  4. Repeat the injection if there is no response after three minutes.


Naloxone Standing Orders have significantly increased the public’s access to naloxone. To date, 47 states and Washington D.C. have adopted standing orders.8 The National Bureau of Economic Research found that adoption of a naloxone access law was associated with a 9 to 11% reduction in opioid-related deaths.9 Increasing people’s awareness of naloxone availability is essential in expanding its use. To obtain additional information regarding Illinois’ Naloxone Standing Order, see http://www.dph.illinois.gov/naloxone


  1. National Institute on Drug Abuse.

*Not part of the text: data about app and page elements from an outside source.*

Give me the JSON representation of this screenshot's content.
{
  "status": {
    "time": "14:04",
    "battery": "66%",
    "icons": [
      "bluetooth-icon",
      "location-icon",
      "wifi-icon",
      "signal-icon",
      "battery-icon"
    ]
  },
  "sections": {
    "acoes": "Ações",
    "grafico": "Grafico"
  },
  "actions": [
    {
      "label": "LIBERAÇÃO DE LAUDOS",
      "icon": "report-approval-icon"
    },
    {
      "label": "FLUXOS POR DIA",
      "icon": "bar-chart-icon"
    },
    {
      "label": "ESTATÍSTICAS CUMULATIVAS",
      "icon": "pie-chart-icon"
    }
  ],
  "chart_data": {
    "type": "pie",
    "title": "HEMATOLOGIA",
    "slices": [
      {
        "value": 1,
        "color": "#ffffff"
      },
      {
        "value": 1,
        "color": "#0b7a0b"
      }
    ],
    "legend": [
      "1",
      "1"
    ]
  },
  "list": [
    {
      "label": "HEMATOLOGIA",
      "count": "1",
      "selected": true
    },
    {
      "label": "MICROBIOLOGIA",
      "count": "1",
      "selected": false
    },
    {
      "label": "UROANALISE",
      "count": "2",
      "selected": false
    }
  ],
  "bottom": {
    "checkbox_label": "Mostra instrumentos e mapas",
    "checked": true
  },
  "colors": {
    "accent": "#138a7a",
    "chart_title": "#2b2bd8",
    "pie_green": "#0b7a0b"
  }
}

Opioid overdose crisis. NIDA. https://www.drugabuse.gov/drugs-abuse/opioids/opioid-overdose-crisis . Published January 22, 2019. Accessed November 21, 2019.
  2. Narcan [package insert]. Radnor, PA: Adapt Pharma; 2019.
  3. Evzio [package insert]. Richmond, VA: Kaleo Inc; 2016.
  4. Naloxone Hydrochloride Injection [package insert]. Eatontown, NJ: West-Ward Pharmaceuticals Corp.; 2018.
  5. Illinois naloxone standardized procedure. http://www.dph.illinois.gov/sites/default/files/Naloxone-SO-Procedures.pdf . Accessed November 21, 2019.
  6. Naloxone. http://dph.illinois.gov/sites/default/files/IDPH-Naloxone-FAQ-110117.pdf . Accessed January 30, 2020.
  7. How to use naloxone and prevent overdose. http://dph.illinois.gov/sites/default/files/images/Naloxone-Brochure-09052017.pdf . Accessed November 21, 2019.
  8. State Naloxone Access Rules and Resources. SAFE Project. https://www.safeproject.us/naloxone-awareness-project/state-rules/. Accessed February 4, 2020.
  9. Rees, Daniel, J J, et al. With a Little Help from My Friends: The Effects of Naloxone Access and Good Samaritan Laws on Opioid-Related Deaths. NBER. https://www.nber.org/papers/w23171. Published February 16, 2017. Accessed February 4, 2020.
Prepared by:
Kathy Kasiurak, PharmD
Clinical Instructor
University of Illinois at Chicago
College of Pharmacy

The information presented is current as of February 2020. This information is intended as an educational piece and should not be used as the sole source for clinical decision-making.